When Tony Villanueva, Executive Chef of Edgewood Country Club in River Vale, N.J., isn’t creating innovative global cuisine for members, he’s sharing his deep commitment to two organizations that serve those on the autism spectrum. One is the REED Foundation for Autism and the other is a 3,300-square foot indoor hydroponic vertical farm called Greens Do Good.
“As country club chefs, we have the opportunity to host many different charities that come to us to host golf outings, fundraisers and galas,” says Villaneuva. “Every once in a while, we have an opportunity to hear people speak passionately about their charities and organizations.

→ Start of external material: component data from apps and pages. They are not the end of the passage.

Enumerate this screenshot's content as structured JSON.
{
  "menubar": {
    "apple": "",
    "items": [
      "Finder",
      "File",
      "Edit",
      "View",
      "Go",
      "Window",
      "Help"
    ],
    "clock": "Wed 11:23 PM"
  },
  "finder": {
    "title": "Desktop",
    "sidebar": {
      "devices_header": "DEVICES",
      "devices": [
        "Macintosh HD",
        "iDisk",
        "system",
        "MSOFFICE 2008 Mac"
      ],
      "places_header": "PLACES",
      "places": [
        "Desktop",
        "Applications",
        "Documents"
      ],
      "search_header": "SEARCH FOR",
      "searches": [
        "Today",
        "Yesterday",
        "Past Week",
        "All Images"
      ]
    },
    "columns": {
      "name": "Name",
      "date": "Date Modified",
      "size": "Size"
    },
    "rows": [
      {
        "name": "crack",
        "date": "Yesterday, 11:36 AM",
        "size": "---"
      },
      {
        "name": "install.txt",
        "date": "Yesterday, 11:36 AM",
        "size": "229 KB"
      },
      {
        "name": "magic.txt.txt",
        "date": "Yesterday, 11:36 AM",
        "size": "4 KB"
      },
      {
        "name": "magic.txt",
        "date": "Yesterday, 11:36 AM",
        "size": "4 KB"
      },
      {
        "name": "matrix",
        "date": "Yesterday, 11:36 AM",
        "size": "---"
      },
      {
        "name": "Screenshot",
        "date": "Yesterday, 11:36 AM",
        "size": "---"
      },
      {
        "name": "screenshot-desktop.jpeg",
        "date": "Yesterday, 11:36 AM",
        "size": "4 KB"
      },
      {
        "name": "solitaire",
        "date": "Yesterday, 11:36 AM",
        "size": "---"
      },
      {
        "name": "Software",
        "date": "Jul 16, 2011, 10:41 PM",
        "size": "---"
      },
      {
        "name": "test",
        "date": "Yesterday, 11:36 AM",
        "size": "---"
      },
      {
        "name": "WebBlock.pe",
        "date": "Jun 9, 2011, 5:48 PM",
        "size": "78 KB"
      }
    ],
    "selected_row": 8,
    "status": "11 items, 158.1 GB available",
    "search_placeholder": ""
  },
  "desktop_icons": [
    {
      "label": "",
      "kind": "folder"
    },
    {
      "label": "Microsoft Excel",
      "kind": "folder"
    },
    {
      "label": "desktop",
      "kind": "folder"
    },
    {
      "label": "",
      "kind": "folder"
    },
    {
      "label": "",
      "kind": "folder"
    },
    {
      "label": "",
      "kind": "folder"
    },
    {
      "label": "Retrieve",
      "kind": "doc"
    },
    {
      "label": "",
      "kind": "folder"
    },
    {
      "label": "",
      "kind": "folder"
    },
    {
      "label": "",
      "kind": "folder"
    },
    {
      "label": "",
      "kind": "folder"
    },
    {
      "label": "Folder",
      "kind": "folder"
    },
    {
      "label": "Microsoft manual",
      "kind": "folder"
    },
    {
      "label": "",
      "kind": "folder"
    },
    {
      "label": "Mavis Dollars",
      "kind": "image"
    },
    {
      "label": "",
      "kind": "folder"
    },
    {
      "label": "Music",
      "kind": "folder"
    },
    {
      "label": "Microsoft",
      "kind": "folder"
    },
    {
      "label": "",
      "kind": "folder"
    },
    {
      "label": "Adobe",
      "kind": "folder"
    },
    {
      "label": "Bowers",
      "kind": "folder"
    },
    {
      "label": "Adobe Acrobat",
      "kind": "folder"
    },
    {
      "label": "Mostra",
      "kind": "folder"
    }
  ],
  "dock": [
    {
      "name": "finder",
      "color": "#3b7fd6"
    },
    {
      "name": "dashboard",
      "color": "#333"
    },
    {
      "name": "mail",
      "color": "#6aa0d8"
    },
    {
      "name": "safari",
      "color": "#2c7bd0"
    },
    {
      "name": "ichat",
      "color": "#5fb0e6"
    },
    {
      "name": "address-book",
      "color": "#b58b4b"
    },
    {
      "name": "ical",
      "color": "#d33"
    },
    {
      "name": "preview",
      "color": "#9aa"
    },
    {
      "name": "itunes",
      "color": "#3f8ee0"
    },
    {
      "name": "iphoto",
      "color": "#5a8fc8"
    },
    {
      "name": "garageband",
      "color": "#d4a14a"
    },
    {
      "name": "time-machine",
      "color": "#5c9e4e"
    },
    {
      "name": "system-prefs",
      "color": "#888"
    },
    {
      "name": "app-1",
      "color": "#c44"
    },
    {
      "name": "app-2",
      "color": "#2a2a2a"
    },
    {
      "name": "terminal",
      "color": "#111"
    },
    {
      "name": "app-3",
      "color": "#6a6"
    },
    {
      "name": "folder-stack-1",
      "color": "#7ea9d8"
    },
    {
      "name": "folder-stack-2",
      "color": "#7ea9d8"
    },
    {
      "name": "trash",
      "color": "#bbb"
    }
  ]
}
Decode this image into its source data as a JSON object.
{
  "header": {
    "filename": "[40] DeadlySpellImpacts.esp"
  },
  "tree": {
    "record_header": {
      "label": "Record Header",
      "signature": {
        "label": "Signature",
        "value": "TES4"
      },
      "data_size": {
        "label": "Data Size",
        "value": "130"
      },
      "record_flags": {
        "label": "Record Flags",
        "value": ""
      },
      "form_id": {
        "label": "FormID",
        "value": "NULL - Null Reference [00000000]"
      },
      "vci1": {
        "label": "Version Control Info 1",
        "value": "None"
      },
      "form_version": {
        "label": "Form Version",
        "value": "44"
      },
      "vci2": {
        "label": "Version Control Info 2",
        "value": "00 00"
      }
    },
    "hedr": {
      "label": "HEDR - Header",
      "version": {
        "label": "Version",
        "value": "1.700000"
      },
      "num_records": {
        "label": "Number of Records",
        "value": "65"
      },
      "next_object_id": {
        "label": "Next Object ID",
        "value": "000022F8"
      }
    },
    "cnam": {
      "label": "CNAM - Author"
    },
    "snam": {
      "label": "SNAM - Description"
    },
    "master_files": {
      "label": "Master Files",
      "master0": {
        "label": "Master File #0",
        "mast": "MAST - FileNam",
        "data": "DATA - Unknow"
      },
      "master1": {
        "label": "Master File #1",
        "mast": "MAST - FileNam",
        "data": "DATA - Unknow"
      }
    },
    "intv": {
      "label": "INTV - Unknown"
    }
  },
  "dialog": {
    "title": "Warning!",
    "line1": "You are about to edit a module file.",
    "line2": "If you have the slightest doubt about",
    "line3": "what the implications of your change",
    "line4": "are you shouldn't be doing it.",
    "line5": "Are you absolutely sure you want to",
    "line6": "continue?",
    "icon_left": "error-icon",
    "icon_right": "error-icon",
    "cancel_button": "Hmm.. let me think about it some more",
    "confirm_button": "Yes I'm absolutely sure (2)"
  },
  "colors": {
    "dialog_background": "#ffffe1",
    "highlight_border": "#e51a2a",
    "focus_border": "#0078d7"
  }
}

I met Lisa Goldstein, REED Foundation for Autism’s Vice President of Development, at my former club during her fund-raising events for Reed Academy.”
He and Goldstein became friends, and as he got to know the Foundation’s work, his passion for supporting the non-profit was ignited, donating to its silent auction and preparing special menus for its events.
In 2019, when the REED Foundation for Autism launched Greens Do Good in a warehouse in Hackensack, NJ, Villanueva was the first to purchase produce. He has also connected Goldstein with chefs from other area country clubs, who now do business with the farm, as well. Greens Do Good was established to transform the way the local community sources healthy produce by providing the freshest ingredients in a sustainable and socially responsible way. The farm uses environmentally sensitive, energy-efficient practices to grow basil, kale, lettuce and microgreens.
“Besides being good for the environment, Greens Do Good serves the community well, too,” says Goldstein, noting that all proceeds from its sales go into REED adult programming, and the facility provides employment opportunities for high school students and adults with autism.
Today, Edgewood Country Club members are also enjoying the fruits of their relationship with REED in the dining room and at catered events. With every bite, Villanueva ensures that Edgewood plays its part to support Greens Do Good’s mission. Right now, the club’s menu features true fresh-from-the-farm kale salad and sautéed kale with olive oil, but Villanueva is always updating selections to include Greens Do Good produce.
“People increasingly want to know about the source of their food,” says Villaneuva. “I proudly share with Edgewood members that my basil, kale, bibb lettuce, and microgreens are from Greens Do Good—and they’re fresher than if you’d grown them yourself. I top many dishes with the microgreens for flavor, color and texture, and the lettuce is superb.
In recognition of his deep commitment to REED and Greens Do Good, Villanueva was recently honored by the REED Foundation for Autism this summer at Edgewood Country Club.
“I truly believe that each and every one of us is here for a reason,” says Villaneuva. “I would never be able to enjoy the fruits of my labor without paying it forward. As chefs, we have a tremendous opportunity to make a difference and give back. That is who I am and where my heart will always be. In life, it’s not how the world treats us, but how we treat the world to make it a better place.”